In this new era of policing, body cameras have become a mainstay.
“The body worn cameras provide us an un-redacted version of what occurred,” says Major Adam Hirsch with the Jupiter Police Department.
However, the cameras aren't foolproof, and can be subject to human error.
That was the case in Minneapolis earlier this year, when an officer did not activate their body camera prior to the fatal shooting of an Australian woman.
Jupiter police are trying to eliminate that human error.
Their brand new body cams activate automatically when an officer activates their taser.
“Their camera will come on, along with every camera in a 30-foot radius, to make sure we capture every view of the incident.”
The technology isn't just limited to taser deployment.
The cameras will turn on when the officer activates lights and sirens.
And early next year, cameras will turn on when the officer removes their gun from his or her holster.

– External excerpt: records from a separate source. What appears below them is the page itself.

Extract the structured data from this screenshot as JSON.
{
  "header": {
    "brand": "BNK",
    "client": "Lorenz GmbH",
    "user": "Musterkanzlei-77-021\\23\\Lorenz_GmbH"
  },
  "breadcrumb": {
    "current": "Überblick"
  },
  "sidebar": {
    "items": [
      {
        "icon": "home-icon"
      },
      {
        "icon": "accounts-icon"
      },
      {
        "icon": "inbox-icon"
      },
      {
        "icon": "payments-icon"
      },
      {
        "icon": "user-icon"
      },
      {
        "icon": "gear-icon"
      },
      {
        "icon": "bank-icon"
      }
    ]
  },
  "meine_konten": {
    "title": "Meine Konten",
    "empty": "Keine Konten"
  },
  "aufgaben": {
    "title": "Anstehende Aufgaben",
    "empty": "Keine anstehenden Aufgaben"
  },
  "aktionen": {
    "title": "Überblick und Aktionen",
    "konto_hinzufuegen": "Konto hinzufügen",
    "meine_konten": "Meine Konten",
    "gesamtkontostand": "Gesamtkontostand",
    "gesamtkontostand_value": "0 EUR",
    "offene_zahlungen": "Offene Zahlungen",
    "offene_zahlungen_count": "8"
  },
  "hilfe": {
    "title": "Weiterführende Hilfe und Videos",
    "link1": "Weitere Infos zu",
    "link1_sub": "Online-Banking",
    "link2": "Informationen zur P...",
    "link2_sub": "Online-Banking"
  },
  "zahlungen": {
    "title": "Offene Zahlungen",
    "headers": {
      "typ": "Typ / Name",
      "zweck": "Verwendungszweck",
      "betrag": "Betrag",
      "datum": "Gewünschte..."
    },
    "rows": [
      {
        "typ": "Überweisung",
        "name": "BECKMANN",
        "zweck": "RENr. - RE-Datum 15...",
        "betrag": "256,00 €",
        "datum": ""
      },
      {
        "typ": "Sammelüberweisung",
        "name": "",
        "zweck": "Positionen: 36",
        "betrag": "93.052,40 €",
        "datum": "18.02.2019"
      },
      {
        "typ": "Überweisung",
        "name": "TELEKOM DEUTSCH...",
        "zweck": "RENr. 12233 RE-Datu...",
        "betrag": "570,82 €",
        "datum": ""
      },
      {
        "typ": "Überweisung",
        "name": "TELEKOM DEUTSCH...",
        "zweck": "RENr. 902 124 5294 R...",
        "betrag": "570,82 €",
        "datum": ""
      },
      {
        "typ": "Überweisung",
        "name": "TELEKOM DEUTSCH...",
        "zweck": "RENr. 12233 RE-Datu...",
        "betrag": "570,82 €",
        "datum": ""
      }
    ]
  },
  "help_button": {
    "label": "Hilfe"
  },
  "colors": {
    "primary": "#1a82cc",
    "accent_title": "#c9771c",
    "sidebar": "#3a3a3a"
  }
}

“It'll help out with lawsuits, it'll help out with training purposes, and being transparent with our community,” Hirsch says.
The cameras cost the city almost $900,000 for a 5 year contract.
The department will deploy more than 200 cameras, and each officer will be given two.